• _Work request_: Return the following entries exactly, word for word.

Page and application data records
-- Opening Marker --
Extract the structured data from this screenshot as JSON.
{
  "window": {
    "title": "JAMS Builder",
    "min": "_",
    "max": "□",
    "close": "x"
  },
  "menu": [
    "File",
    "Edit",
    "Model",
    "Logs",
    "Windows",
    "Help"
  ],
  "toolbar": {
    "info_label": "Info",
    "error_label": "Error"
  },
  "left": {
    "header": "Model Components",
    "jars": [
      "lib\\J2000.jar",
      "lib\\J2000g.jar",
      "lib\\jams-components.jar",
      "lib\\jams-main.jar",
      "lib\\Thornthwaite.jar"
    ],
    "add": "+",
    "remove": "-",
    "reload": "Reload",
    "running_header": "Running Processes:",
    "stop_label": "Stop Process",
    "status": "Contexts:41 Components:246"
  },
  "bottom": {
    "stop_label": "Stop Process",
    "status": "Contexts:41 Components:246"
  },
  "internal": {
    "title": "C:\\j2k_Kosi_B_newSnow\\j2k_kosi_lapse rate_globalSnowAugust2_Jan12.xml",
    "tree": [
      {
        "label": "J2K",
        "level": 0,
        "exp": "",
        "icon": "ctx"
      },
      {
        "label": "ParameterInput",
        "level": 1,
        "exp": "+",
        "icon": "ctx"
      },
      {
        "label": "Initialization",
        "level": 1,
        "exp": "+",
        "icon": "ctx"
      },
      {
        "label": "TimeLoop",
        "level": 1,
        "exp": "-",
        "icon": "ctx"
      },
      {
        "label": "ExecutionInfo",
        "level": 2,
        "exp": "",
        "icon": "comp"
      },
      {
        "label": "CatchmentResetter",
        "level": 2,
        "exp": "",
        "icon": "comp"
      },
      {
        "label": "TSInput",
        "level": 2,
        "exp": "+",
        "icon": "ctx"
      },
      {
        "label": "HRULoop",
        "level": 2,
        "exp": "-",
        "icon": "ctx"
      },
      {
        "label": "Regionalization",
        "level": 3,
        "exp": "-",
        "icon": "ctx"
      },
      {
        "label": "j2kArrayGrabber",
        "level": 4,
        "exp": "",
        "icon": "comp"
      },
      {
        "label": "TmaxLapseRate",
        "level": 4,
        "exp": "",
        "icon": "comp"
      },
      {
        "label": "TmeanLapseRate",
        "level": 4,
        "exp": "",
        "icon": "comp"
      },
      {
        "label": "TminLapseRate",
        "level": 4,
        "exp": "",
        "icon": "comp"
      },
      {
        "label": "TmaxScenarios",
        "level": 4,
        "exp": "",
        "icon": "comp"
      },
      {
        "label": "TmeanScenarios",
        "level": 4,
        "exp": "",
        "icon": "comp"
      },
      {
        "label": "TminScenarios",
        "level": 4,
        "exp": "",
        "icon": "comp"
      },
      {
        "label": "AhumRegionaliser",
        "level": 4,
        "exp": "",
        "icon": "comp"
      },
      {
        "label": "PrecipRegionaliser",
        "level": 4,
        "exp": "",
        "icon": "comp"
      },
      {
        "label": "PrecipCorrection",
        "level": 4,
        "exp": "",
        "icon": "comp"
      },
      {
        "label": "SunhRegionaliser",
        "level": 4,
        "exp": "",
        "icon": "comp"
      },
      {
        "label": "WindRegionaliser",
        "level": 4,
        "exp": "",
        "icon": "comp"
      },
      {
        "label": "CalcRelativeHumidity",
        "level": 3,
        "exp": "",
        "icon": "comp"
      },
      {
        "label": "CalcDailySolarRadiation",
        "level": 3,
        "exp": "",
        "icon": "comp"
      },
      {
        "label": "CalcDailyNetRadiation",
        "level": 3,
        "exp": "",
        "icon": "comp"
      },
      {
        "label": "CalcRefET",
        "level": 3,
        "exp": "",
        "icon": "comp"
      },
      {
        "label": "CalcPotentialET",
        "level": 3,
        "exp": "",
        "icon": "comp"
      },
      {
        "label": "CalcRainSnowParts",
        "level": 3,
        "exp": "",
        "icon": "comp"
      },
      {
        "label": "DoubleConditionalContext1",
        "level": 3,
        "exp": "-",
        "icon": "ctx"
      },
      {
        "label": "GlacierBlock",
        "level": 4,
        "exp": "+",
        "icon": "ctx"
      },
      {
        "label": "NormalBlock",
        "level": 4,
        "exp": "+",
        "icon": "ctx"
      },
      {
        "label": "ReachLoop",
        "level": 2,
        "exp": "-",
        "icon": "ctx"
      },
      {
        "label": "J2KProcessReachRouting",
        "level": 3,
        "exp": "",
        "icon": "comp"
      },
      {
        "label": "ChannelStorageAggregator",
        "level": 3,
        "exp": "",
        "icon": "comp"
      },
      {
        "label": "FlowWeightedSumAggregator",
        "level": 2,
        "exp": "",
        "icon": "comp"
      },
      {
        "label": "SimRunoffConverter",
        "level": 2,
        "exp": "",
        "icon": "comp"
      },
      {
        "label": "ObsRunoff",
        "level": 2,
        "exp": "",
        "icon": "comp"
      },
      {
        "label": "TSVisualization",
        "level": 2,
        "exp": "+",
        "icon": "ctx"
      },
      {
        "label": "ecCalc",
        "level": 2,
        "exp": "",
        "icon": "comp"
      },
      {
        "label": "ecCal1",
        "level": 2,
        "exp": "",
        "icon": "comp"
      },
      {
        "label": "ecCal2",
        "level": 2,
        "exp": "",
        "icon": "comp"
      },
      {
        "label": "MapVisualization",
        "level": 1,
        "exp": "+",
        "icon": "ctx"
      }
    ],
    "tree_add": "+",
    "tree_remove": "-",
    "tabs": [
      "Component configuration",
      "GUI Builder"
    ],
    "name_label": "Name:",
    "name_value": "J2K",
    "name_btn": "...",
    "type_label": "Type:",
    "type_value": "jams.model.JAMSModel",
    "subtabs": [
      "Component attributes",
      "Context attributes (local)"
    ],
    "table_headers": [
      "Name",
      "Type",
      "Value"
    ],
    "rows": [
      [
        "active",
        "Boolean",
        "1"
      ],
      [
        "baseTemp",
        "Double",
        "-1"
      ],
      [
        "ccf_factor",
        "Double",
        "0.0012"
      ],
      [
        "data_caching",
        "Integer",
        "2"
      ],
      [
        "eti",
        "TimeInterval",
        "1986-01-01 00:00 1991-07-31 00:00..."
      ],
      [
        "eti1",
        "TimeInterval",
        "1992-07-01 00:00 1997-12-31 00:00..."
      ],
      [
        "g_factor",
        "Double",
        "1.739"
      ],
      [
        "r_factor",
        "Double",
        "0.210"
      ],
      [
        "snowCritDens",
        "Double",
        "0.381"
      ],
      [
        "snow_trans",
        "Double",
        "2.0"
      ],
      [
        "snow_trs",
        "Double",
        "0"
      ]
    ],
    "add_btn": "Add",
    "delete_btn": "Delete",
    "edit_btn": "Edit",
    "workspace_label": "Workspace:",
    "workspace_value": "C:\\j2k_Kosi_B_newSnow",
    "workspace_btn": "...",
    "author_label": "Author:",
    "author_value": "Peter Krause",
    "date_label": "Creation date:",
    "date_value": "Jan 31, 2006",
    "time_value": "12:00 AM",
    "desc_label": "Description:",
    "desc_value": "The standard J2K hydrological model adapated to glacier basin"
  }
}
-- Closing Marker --
• _Exercise response_:
Extract the structured data from this screenshot as JSON.
{
  "window": {
    "title": "JAMS Builder",
    "min": "_",
    "max": "□",
    "close": "x"
  },
  "menu": [
    "File",
    "Edit",
    "Model",
    "Logs",
    "Windows",
    "Help"
  ],
  "toolbar": {
    "info_label": "Info",
    "error_label": "Error"
  },
  "left": {
    "header": "Model Components",
    "jars": [
      "lib\\J2000.jar",
      "lib\\J2000g.jar",
      "lib\\jams-components.jar",
      "lib\\jams-main.jar",
      "lib\\Thornthwaite.jar"
    ],
    "add": "+",
    "remove": "-",
    "reload": "Reload",
    "running_header": "Running Processes:",
    "stop_label": "Stop Process",
    "status": "Contexts:41 Components:246"
  },
  "bottom": {
    "stop_label": "Stop Process",
    "status": "Contexts:41 Components:246"
  },
  "internal": {
    "title": "C:\\j2k_Kosi_B_newSnow\\j2k_kosi_lapse rate_globalSnowAugust2_Jan12.xml",
    "tree": [
      {
        "label": "J2K",
        "level": 0,
        "exp": "",
        "icon": "ctx"
      },
      {
        "label": "ParameterInput",
        "level": 1,
        "exp": "+",
        "icon": "ctx"
      },
      {
        "label": "Initialization",
        "level": 1,
        "exp": "+",
        "icon": "ctx"
      },
      {
        "label": "TimeLoop",
        "level": 1,
        "exp": "-",
        "icon": "ctx"
      },
      {
        "label": "ExecutionInfo",
        "level": 2,
        "exp": "",
        "icon": "comp"
      },
      {
        "label": "CatchmentResetter",
        "level": 2,
        "exp": "",
        "icon": "comp"
      },
      {
        "label": "TSInput",
        "level": 2,
        "exp": "+",
        "icon": "ctx"
      },
      {
        "label": "HRULoop",
        "level": 2,
        "exp": "-",
        "icon": "ctx"
      },
      {
        "label": "Regionalization",
        "level": 3,
        "exp": "-",
        "icon": "ctx"
      },
      {
        "label": "j2kArrayGrabber",
        "level": 4,
        "exp": "",
        "icon": "comp"
      },
      {
        "label": "TmaxLapseRate",
        "level": 4,
        "exp": "",
        "icon": "comp"
      },
      {
        "label": "TmeanLapseRate",
        "level": 4,
        "exp": "",
        "icon": "comp"
      },
      {
        "label": "TminLapseRate",
        "level": 4,
        "exp": "",
        "icon": "comp"
      },
      {
        "label": "TmaxScenarios",
        "level": 4,
        "exp": "",
        "icon": "comp"
      },
      {
        "label": "TmeanScenarios",
        "level": 4,
        "exp": "",
        "icon": "comp"
      },
      {
        "label": "TminScenarios",
        "level": 4,
        "exp": "",
        "icon": "comp"
      },
      {
        "label": "AhumRegionaliser",
        "level": 4,
        "exp": "",
        "icon": "comp"
      },
      {
        "label": "PrecipRegionaliser",
        "level": 4,
        "exp": "",
        "icon": "comp"
      },
      {
        "label": "PrecipCorrection",
        "level": 4,
        "exp": "",
        "icon": "comp"
      },
      {
        "label": "SunhRegionaliser",
        "level": 4,
        "exp": "",
        "icon": "comp"
      },
      {
        "label": "WindRegionaliser",
        "level": 4,
        "exp": "",
        "icon": "comp"
      },
      {
        "label": "CalcRelativeHumidity",
        "level": 3,
        "exp": "",
        "icon": "comp"
      },
      {
        "label": "CalcDailySolarRadiation",
        "level": 3,
        "exp": "",
        "icon": "comp"
      },
      {
        "label": "CalcDailyNetRadiation",
        "level": 3,
        "exp": "",
        "icon": "comp"
      },
      {
        "label": "CalcRefET",
        "level": 3,
        "exp": "",
        "icon": "comp"
      },
      {
        "label": "CalcPotentialET",
        "level": 3,
        "exp": "",
        "icon": "comp"
      },
      {
        "label": "CalcRainSnowParts",
        "level": 3,
        "exp": "",
        "icon": "comp"
      },
      {
        "label": "DoubleConditionalContext1",
        "level": 3,
        "exp": "-",
        "icon": "ctx"
      },
      {
        "label": "GlacierBlock",
        "level": 4,
        "exp": "+",
        "icon": "ctx"
      },
      {
        "label": "NormalBlock",
        "level": 4,
        "exp": "+",
        "icon": "ctx"
      },
      {
        "label": "ReachLoop",
        "level": 2,
        "exp": "-",
        "icon": "ctx"
      },
      {
        "label": "J2KProcessReachRouting",
        "level": 3,
        "exp": "",
        "icon": "comp"
      },
      {
        "label": "ChannelStorageAggregator",
        "level": 3,
        "exp": "",
        "icon": "comp"
      },
      {
        "label": "FlowWeightedSumAggregator",
        "level": 2,
        "exp": "",
        "icon": "comp"
      },
      {
        "label": "SimRunoffConverter",
        "level": 2,
        "exp": "",
        "icon": "comp"
      },
      {
        "label": "ObsRunoff",
        "level": 2,
        "exp": "",
        "icon": "comp"
      },
      {
        "label": "TSVisualization",
        "level": 2,
        "exp": "+",
        "icon": "ctx"
      },
      {
        "label": "ecCalc",
        "level": 2,
        "exp": "",
        "icon": "comp"
      },
      {
        "label": "ecCal1",
        "level": 2,
        "exp": "",
        "icon": "comp"
      },
      {
        "label": "ecCal2",
        "level": 2,
        "exp": "",
        "icon": "comp"
      },
      {
        "label": "MapVisualization",
        "level": 1,
        "exp": "+",
        "icon": "ctx"
      }
    ],
    "tree_add": "+",
    "tree_remove": "-",
    "tabs": [
      "Component configuration",
      "GUI Builder"
    ],
    "name_label": "Name:",
    "name_value": "J2K",
    "name_btn": "...",
    "type_label": "Type:",
    "type_value": "jams.model.JAMSModel",
    "subtabs": [
      "Component attributes",
      "Context attributes (local)"
    ],
    "table_headers": [
      "Name",
      "Type",
      "Value"
    ],
    "rows": [
      [
        "active",
        "Boolean",
        "1"
      ],
      [
        "baseTemp",
        "Double",
        "-1"
      ],
      [
        "ccf_factor",
        "Double",
        "0.0012"
      ],
      [
        "data_caching",
        "Integer",
        "2"
      ],
      [
        "eti",
        "TimeInterval",
        "1986-01-01 00:00 1991-07-31 00:00..."
      ],
      [
        "eti1",
        "TimeInterval",
        "1992-07-01 00:00 1997-12-31 00:00..."
      ],
      [
        "g_factor",
        "Double",
        "1.739"
      ],
      [
        "r_factor",
        "Double",
        "0.210"
      ],
      [
        "snowCritDens",
        "Double",
        "0.381"
      ],
      [
        "snow_trans",
        "Double",
        "2.0"
      ],
      [
        "snow_trs",
        "Double",
        "0"
      ]
    ],
    "add_btn": "Add",
    "delete_btn": "Delete",
    "edit_btn": "Edit",
    "workspace_label": "Workspace:",
    "workspace_value": "C:\\j2k_Kosi_B_newSnow",
    "workspace_btn": "...",
    "author_label": "Author:",
    "author_value": "Peter Krause",
    "date_label": "Creation date:",
    "date_value": "Jan 31, 2006",
    "time_value": "12:00 AM",
    "desc_label": "Description:",
    "desc_value": "The standard J2K hydrological model adapated to glacier basin"
  }
}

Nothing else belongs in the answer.